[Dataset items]
BEGIN

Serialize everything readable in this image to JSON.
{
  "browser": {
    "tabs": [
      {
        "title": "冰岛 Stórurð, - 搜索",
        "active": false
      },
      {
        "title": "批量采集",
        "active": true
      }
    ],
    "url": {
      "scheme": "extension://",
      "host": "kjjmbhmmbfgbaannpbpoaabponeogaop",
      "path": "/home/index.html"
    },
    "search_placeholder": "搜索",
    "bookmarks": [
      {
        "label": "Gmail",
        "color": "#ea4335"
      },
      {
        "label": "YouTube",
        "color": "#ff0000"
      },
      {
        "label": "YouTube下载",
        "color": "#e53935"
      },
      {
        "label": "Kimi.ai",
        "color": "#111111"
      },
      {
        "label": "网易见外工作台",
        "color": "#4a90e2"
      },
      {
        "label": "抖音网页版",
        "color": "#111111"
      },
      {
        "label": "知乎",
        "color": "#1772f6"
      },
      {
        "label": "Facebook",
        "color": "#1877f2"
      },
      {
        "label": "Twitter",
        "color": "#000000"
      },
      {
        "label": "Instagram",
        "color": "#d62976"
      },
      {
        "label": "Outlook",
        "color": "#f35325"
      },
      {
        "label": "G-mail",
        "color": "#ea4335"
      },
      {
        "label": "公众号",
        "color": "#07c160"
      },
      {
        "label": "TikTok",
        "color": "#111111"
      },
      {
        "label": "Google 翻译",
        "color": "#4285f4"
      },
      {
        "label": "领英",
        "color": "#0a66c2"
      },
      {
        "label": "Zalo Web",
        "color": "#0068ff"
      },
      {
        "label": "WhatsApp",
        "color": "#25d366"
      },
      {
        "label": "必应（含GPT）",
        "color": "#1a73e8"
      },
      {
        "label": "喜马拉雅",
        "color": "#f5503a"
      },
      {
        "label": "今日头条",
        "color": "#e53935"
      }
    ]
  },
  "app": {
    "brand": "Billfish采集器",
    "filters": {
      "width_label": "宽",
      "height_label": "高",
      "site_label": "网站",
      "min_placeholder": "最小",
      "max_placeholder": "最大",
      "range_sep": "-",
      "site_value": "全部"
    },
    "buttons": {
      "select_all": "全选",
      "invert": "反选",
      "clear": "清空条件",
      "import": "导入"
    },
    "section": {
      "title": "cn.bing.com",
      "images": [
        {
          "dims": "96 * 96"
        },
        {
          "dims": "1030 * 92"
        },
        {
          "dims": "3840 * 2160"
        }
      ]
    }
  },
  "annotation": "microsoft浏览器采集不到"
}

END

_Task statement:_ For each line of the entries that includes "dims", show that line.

_Exercise result:_
          "dims": "96 * 96"
          "dims": "1030 * 92"
          "dims": "3840 * 2160"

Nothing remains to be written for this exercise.